However, Seoul’s continued acceptance of nuclear non-proliferation regime cannot be taken for granted. As such, the need to curb Pyongyang’s nuclear program and reassess the effectiveness of the US nuclear umbrella remains an important part of overcoming the security dilemma and promoting the principles of nuclear non-proliferation.

Click here to read more about the debate

Nishtha Sharma

Nishtha Sharma is an undergraduate student of International and Global Studies at the University of Sydney majoring in Government and International Relations and American Studies. Her research interests include North America and Asia. As an International and Global Studies student, the OWP has provided her with a platform to research and produce articles and reports about issues of global importance. She is currently working as a correspondent in the Australian Division of the OWP.
Nishtha Sharma
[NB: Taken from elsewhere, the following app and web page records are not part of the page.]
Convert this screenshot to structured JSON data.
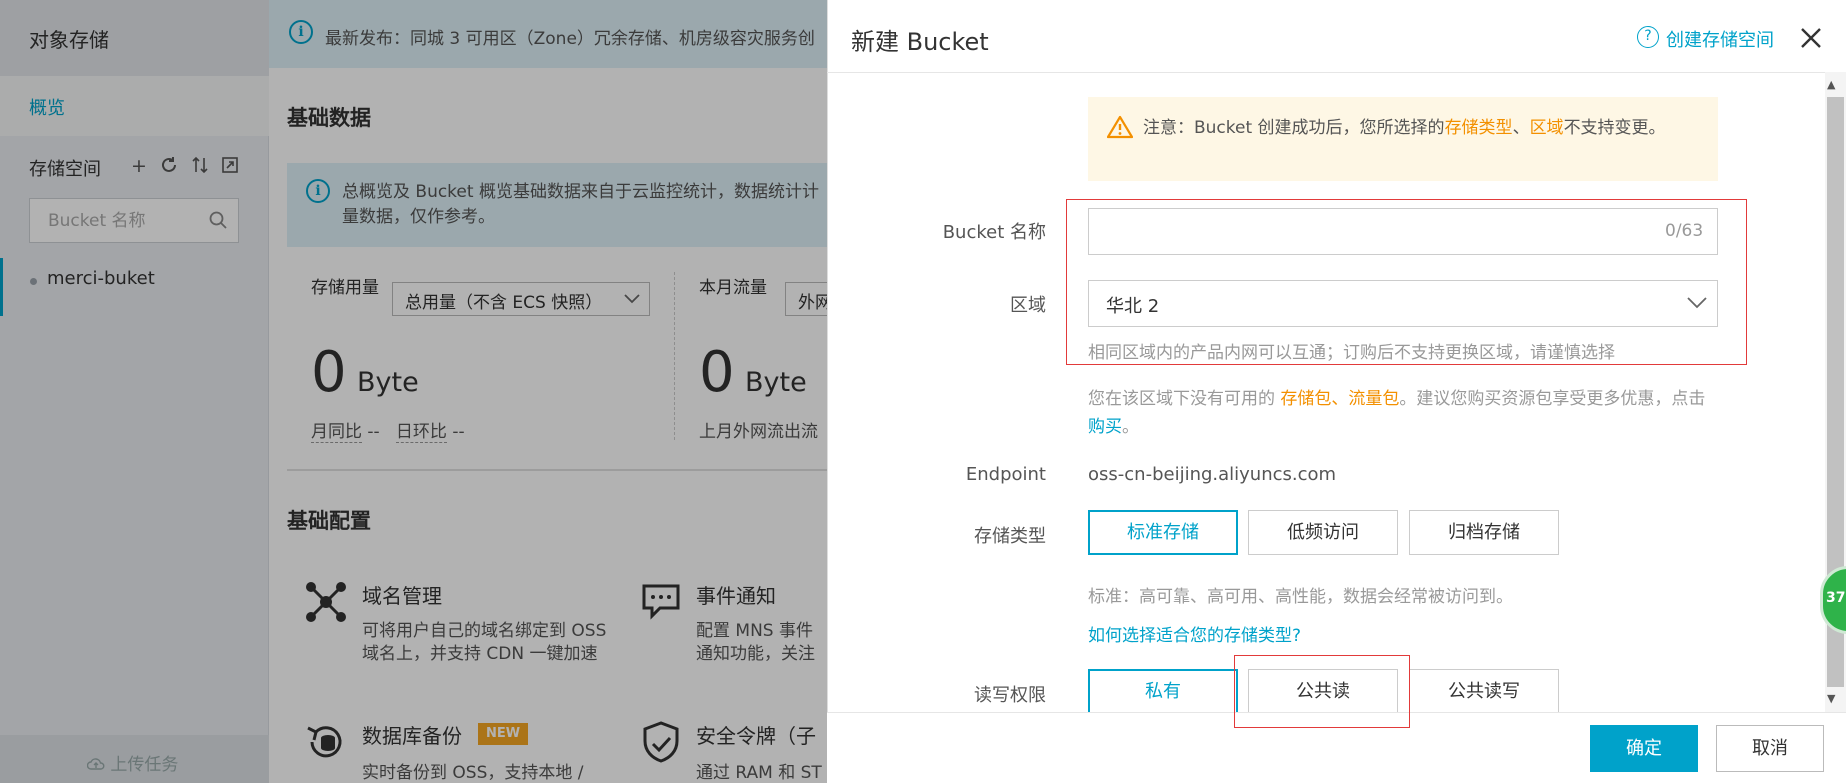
{
  "sidebar": {
    "title": "对象存储",
    "overview": "概览",
    "buckets_label": "存储空间",
    "search_placeholder": "Bucket 名称",
    "bucket_name": "merci-buket",
    "upload_tasks": "上传任务"
  },
  "main": {
    "banner": "最新发布：同城 3 可用区（Zone）冗余存储、机房级容灾服务创",
    "basic_title": "基础数据",
    "info": "总概览及 Bucket 概览基础数据来自于云监控统计，数据统计计量数据，仅作参考。",
    "storage": {
      "label": "存储用量",
      "select": "总用量（不含 ECS 快照）",
      "value": "0",
      "unit": "Byte",
      "compare_mom": "月同比",
      "compare_mom_val": "--",
      "compare_dod": "日环比",
      "compare_dod_val": "--"
    },
    "traffic": {
      "label": "本月流量",
      "select": "外网",
      "value": "0",
      "unit": "Byte",
      "compare": "上月外网流出流"
    },
    "config_title": "基础配置",
    "features": [
      {
        "title": "域名管理",
        "desc": "可将用户自己的域名绑定到 OSS 域名上，并支持 CDN 一键加速"
      },
      {
        "title": "事件通知",
        "desc": "配置 MNS 事件通知功能，关注 Buck"
      },
      {
        "title": "数据库备份",
        "desc": "实时备份到 OSS，支持本地 /",
        "badge": "NEW"
      },
      {
        "title": "安全令牌（子",
        "desc": "通过 RAM 和 ST"
      }
    ]
  },
  "modal": {
    "title": "新建 Bucket",
    "help_link": "创建存储空间",
    "warning": {
      "prefix": "注意：Bucket 创建成功后，您所选择的",
      "storage_class": "存储类型",
      "sep": "、",
      "region": "区域",
      "suffix": "不支持变更。"
    },
    "name_label": "Bucket 名称",
    "name_counter": "0/63",
    "region_label": "区域",
    "region_value": "华北 2",
    "region_hint": "相同区域内的产品内网可以互通；订购后不支持更换区域，请谨慎选择",
    "pkg_notice": {
      "prefix": "您在该区域下没有可用的 ",
      "storage_pkg": "存储包",
      "sep": "、",
      "traffic_pkg": "流量包",
      "middle": "。建议您购买资源包享受更多优惠，点击 ",
      "buy": "购买",
      "suffix": "。"
    },
    "endpoint_label": "Endpoint",
    "endpoint_value": "oss-cn-beijing.aliyuncs.com",
    "class_label": "存储类型",
    "class_options": [
      "标准存储",
      "低频访问",
      "归档存储"
    ],
    "class_selected": "标准存储",
    "class_desc": "标准：高可靠、高可用、高性能，数据会经常被访问到。",
    "class_help": "如何选择适合您的存储类型?",
    "acl_label": "读写权限",
    "acl_options": [
      "私有",
      "公共读",
      "公共读写"
    ],
    "acl_selected": "私有",
    "ok": "确定",
    "cancel": "取消"
  },
  "float_badge": "37",
  "colors": {
    "accent": "#00a2ca",
    "warning_orange": "#f39000",
    "annotation_red": "#e23a3a",
    "badge_green": "#2fb34a"
  }
}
About Nishtha Sharma

Nishtha Sharma is an undergraduate student of International and Global Studies at the University of Sydney majoring in Government and International Relations and American Studies. Her research interests include North America and Asia. As an International and Global Studies student, the OWP has provided her with a platform to research and produce articles and reports about issues of global importance. She is currently working as a correspondent in the Australian Division of the OWP.